Despite the aggressive crypto selloff, BTC dominance remains below 50%. Unrealistic valuations still persist across the market.
Last week, the Polygon network published a revised version of an Ethereum upgrade scheduled for next month. The proposed change highlights the coordination challenges of frequent network upgrades.
On Friday, authorities in Sichuan ordered mines in the region to shut down by Sunday. The Cambridge Centre for Alternative Finance reports that the province accounted for roughly 9.66% of China’s hash rate as of April 2020.
Coinbase’s decision to list Shiba Inu (SHIB)— a token launched in 2020 by an anonymous team with the aim of mimicking Dogecoin— highlights crypto exchanges’ incentives to list questionable projects.

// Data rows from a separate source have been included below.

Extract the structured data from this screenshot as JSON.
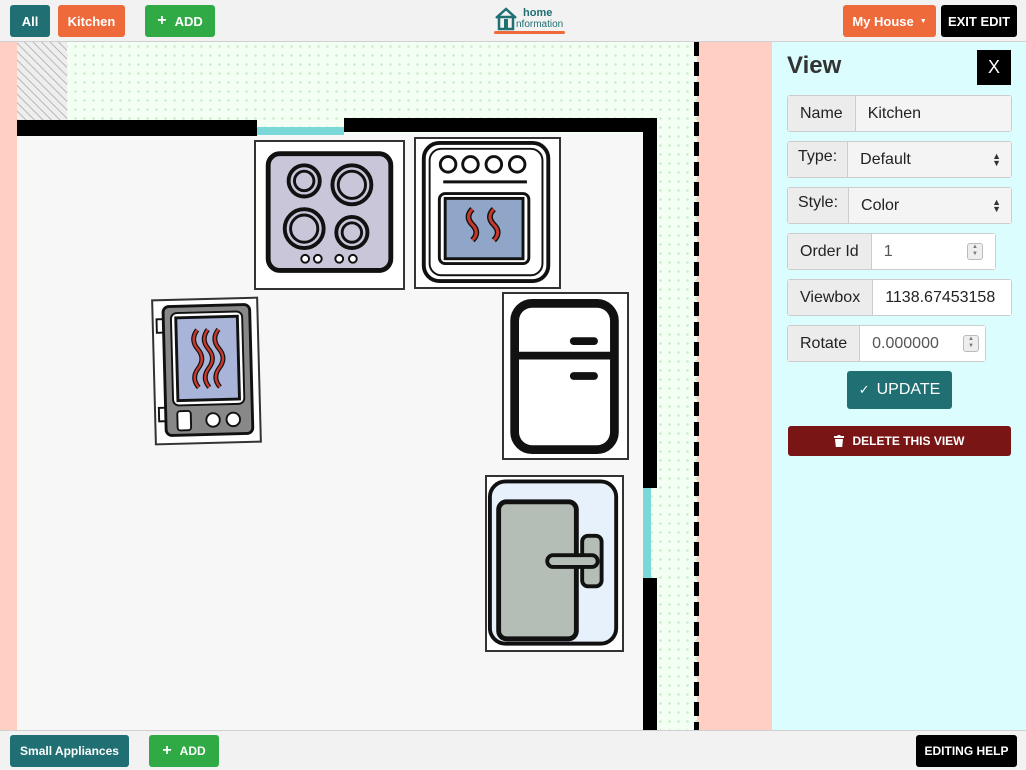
{
  "topbar": {
    "all_label": "All",
    "kitchen_label": "Kitchen",
    "add_label": "ADD",
    "logo_line1": "home",
    "logo_line2": "nformation",
    "house_label": "My House",
    "exit_label": "EXIT EDIT"
  },
  "panel": {
    "title": "View",
    "close_label": "X",
    "name_label": "Name",
    "name_value": "Kitchen",
    "type_label": "Type:",
    "type_value": "Default",
    "style_label": "Style:",
    "style_value": "Color",
    "order_label": "Order Id",
    "order_value": "1",
    "viewbox_label": "Viewbox",
    "viewbox_value": "1138.67453158",
    "rotate_label": "Rotate",
    "rotate_value": "0.000000",
    "update_label": "UPDATE",
    "delete_label": "DELETE THIS VIEW"
  },
  "bottombar": {
    "category_label": "Small Appliances",
    "add_label": "ADD",
    "help_label": "EDITING HELP"
  },
  "colors": {
    "teal": "#1f6f73",
    "orange": "#ef6a3a",
    "green": "#2faa44",
    "dark_red": "#7a1515",
    "panel_bg": "#dcfdfd",
    "exterior": "#ffcfc3"
  },
  "icons": [
    "home-logo-icon",
    "plus-icon",
    "caret-down-icon",
    "check-icon",
    "trash-icon",
    "cooktop-icon",
    "oven-icon",
    "toaster-oven-icon",
    "refrigerator-icon",
    "dishwasher-icon"
  ]
}
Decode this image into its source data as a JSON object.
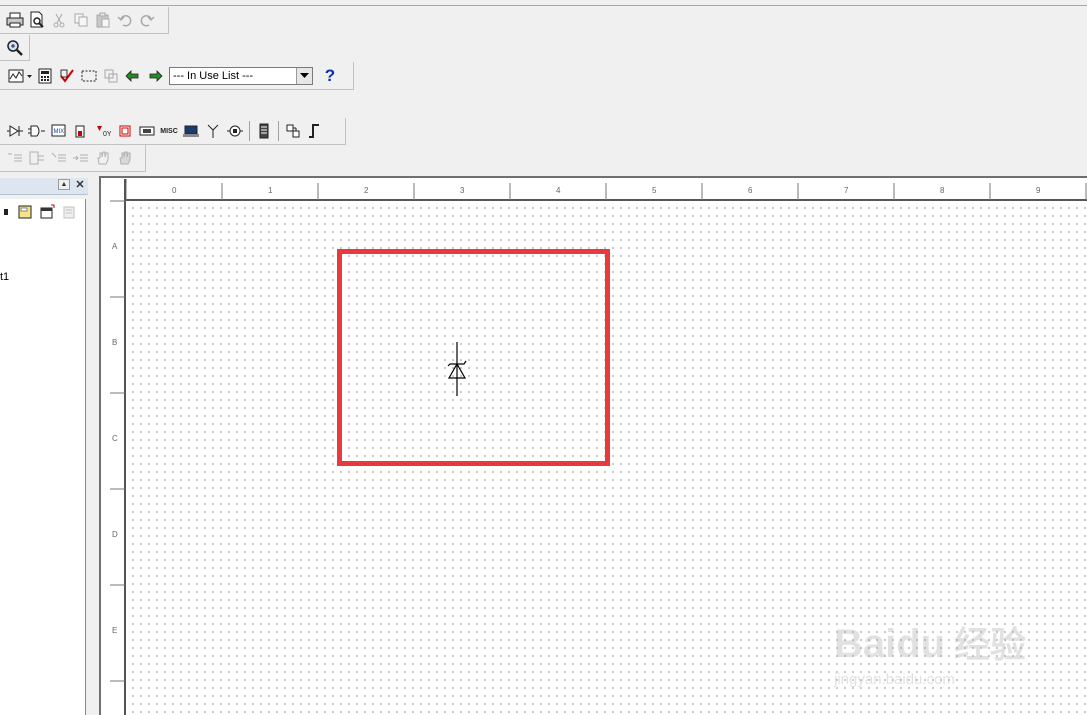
{
  "toolbar_standard": {
    "items": [
      "print-icon",
      "print-preview-icon",
      "cut-icon",
      "copy-icon",
      "paste-icon",
      "undo-icon",
      "redo-icon"
    ]
  },
  "toolbar_zoom": {
    "items": [
      "zoom-area-icon"
    ]
  },
  "toolbar_simulation": {
    "in_use_list": {
      "value": "--- In Use List ---"
    },
    "help_label": "?"
  },
  "toolbar_components": {
    "items": [
      "source-component-icon",
      "basic-component-icon",
      "diode-component-icon",
      "transistor-component-icon",
      "analog-component-icon",
      "ttl-component-icon",
      "cmos-component-icon",
      "mcu-component-icon",
      "misc-digital-icon",
      "indicator-component-icon",
      "antenna-rf-icon",
      "electromechanical-icon",
      "place-bus-icon",
      "hierarchical-block-icon",
      "place-wire-icon"
    ],
    "misc_label": "MISC"
  },
  "toolbar_graphic": {
    "items": [
      "graphic-tool-1-icon",
      "graphic-tool-2-icon",
      "graphic-tool-3-icon",
      "graphic-tool-4-icon",
      "pan-hand-icon",
      "pan-hand-2-icon"
    ]
  },
  "design_toolbox": {
    "tree_item": "t1",
    "minimize_label": "▲",
    "close_label": "✕"
  },
  "ruler": {
    "columns": [
      "0",
      "1",
      "2",
      "3",
      "4",
      "5",
      "6",
      "7",
      "8",
      "9"
    ],
    "rows": [
      "A",
      "B",
      "C",
      "D",
      "E"
    ]
  },
  "canvas": {
    "highlight_color": "#e8393c",
    "component": "zener-diode-icon"
  },
  "watermark": {
    "brand": "Baidu",
    "chinese": "经验",
    "url": "jingyan.baidu.com"
  }
}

Stablecoins outside of the crypto ecosystem have a number of competitors offering more traditional digital solutions, such as Cash App, Venmo, and Interac.
On Saturday, BTC’s Taproot upgrade received enough support from miners, locking in its implementation for November. According to its supporters, Taproot enables a range of innovations related to BTC-based smart contracts and scaling.
Last week CFTC Commissioner Dan Berkovitz said DeFi exchanges offering derivatives aren’t legal and that “we should not permit DeFi to become an unregulated shadow financial market.”
Solana Labs, the firm behind the Solana blockchain, has raised USD 314 million via a sale of its native SOL coin with the aim of expanding the smart contract network. With a market cap of USD 11 billion, SOL is now the 12th largest crypto by that metric.
BTC transaction fees priced in the asset have remained well below highs from 2017. This is despite network usage metrics that surpassed those from 2021.
The increase in correlation between assets as diverse as DOGE, ETH, XRP, and BTC suggests that adoption hasn’t been accompanied by a more sophisticated differentiation between usage metrics and technical maturity of varying blockchains and their associated assets.